Another logical fallacy in these arguments is that grains are somehow necessary to a healthy diet.  While this is not directly stated in these articles, it is implied by the notion that cutting out grains or specific food groups is detrimental to health.  While the authors like to point out that the diet of our ancestors varied greatly, and many included seeds of grasses(grains), this notion does not in anyway imply that grains are necessary to health.  In fact, many modern hunter gatherer societies don't eat grains and do quite well.

While I agree with many points health authorities make against a Paleo Diet, particularly that a high meat/low carb/low diversity diet is a good idea, I feel these arguments are against the lunatic fringe of those implementing the diet.  A lot of this has to do with earlier iterations of the diet and the now increased availability of the books and sources that promoted it.  Over time, the message that Paleo diet proponents have crafted has become more refined and more scientifically sound.  A great reference for what I believe to be the future of the movement can be found here.  Rather than pointing the finger at macronutrients such as carbs or fat, the modern processing of food and it's effect on the microbiota of humans is implicated.

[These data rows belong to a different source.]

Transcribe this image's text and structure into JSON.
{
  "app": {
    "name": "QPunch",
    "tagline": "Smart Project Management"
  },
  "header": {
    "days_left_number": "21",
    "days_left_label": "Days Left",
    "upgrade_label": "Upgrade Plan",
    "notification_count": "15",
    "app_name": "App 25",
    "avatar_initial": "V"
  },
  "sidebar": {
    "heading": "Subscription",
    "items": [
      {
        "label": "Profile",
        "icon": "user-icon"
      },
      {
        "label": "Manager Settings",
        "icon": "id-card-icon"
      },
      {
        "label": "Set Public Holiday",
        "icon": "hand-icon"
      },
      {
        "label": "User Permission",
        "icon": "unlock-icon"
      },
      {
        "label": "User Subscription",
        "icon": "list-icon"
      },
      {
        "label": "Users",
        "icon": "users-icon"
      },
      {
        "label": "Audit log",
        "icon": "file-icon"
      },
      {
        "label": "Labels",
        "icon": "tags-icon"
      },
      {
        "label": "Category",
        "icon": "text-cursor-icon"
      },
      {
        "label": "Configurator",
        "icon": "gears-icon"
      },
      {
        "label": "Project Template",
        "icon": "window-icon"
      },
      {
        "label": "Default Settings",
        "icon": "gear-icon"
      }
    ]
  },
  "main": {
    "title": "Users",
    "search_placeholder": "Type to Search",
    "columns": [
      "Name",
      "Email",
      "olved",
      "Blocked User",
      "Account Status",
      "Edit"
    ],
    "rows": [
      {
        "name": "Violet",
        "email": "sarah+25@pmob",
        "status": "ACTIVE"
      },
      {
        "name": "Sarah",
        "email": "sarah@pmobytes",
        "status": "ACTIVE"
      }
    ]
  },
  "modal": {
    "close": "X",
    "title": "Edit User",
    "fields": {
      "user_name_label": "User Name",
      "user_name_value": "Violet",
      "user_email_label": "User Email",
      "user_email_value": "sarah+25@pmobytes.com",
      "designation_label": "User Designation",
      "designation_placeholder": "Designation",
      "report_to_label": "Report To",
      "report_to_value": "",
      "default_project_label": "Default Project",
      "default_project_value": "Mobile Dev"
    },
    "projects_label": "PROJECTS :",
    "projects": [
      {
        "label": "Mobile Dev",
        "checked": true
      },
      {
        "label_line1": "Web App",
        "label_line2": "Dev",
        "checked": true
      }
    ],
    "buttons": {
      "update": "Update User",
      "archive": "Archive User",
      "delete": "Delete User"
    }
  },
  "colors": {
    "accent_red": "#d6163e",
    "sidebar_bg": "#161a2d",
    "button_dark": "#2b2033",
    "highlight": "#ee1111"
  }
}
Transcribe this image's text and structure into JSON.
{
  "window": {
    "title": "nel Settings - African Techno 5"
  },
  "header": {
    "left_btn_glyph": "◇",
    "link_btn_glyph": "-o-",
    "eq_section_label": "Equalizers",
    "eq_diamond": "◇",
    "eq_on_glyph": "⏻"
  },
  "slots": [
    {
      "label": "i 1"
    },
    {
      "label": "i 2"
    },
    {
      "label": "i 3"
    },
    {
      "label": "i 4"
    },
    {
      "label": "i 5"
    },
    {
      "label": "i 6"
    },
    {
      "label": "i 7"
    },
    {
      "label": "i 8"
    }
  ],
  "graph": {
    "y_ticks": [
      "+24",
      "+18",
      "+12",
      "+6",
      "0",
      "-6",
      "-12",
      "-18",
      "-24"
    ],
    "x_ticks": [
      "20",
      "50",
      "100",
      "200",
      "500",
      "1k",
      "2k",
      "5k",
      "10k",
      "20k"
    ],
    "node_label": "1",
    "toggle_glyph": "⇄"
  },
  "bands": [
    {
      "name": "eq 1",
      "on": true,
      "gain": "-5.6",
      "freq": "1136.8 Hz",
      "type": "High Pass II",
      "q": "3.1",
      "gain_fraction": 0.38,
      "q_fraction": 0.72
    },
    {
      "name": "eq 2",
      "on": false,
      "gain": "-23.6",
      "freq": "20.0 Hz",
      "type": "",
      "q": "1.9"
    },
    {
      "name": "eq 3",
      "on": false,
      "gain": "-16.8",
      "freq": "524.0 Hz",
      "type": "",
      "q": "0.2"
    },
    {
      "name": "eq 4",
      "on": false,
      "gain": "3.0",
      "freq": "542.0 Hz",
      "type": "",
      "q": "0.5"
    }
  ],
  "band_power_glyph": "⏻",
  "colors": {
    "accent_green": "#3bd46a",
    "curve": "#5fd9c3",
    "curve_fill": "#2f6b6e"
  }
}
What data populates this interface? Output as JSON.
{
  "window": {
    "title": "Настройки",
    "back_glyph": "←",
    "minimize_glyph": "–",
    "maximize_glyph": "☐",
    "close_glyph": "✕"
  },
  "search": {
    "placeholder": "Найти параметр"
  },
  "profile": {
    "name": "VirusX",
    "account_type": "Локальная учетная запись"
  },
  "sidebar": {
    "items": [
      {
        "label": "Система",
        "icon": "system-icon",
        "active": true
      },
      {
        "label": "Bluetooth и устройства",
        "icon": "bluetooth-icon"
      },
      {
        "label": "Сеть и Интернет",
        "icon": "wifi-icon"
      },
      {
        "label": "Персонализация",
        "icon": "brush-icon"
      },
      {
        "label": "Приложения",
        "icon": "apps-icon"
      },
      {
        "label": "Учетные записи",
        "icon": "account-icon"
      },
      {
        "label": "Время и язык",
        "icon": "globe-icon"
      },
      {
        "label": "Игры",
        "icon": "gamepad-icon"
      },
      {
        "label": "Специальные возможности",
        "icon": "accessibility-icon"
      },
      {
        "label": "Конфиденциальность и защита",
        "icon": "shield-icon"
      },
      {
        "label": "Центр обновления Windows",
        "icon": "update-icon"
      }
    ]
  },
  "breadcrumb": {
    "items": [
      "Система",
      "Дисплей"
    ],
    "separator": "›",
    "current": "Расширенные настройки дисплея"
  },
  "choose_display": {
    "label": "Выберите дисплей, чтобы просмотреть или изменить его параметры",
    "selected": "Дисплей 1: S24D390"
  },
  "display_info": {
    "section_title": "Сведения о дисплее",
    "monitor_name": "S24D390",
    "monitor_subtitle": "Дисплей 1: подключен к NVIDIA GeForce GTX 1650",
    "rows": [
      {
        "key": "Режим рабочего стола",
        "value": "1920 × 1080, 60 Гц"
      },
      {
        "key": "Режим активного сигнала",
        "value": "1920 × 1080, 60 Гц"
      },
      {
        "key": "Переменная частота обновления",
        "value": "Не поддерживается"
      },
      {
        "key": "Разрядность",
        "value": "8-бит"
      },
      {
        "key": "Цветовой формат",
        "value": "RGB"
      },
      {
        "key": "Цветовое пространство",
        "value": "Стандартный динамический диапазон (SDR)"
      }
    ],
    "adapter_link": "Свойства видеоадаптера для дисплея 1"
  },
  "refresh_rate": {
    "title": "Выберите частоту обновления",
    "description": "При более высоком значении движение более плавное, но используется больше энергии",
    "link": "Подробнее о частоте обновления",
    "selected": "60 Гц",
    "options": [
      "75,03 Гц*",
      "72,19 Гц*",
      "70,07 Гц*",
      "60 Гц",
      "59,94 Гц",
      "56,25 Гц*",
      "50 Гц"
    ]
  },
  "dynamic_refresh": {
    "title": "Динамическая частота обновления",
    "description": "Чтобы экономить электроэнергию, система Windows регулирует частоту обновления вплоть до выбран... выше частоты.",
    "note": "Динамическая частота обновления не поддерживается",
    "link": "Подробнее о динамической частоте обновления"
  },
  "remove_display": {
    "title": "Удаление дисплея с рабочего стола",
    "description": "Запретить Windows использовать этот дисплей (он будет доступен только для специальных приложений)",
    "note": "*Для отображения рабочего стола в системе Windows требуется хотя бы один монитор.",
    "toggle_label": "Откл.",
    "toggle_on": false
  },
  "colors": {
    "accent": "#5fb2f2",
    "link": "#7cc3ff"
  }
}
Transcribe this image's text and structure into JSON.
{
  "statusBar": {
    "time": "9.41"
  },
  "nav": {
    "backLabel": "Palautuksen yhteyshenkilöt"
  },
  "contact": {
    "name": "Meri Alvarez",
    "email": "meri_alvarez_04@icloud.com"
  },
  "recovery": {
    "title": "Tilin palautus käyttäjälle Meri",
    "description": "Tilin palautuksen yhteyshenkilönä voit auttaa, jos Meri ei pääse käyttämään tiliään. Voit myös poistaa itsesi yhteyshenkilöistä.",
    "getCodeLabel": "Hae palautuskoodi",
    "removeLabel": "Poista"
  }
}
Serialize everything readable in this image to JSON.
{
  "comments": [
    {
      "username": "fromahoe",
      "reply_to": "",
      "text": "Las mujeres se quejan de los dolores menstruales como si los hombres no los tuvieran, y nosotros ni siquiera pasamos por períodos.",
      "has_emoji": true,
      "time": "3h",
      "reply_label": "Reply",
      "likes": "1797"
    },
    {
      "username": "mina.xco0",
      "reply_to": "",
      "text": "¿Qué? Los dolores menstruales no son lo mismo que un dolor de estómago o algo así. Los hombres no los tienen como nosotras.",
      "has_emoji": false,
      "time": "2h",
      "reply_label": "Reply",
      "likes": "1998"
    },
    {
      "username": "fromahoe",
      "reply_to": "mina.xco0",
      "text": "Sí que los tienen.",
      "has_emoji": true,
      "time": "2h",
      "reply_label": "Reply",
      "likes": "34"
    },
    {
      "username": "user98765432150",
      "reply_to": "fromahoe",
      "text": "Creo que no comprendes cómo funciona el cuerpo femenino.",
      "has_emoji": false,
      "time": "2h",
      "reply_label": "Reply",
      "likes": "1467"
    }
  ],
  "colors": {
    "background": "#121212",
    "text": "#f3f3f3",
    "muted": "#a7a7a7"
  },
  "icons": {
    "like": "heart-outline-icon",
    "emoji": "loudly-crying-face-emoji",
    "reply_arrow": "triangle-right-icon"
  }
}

While I don't think this will quell the influx of experts who argue against the diet, it will certainly make it more scientifically valid.  None of this is to say that a rigid Paleo diet is absolutely necessary for health.  However, making better food choices a majority of the time based on principles identified by the science being generated from principles of evolutionary health can only be beneficial in the absence of hard scientific data that shows one way or another that processed grains, whether whole or refined, are something healthful to eat.  That data, despite the insistence by health authorities, does not exist.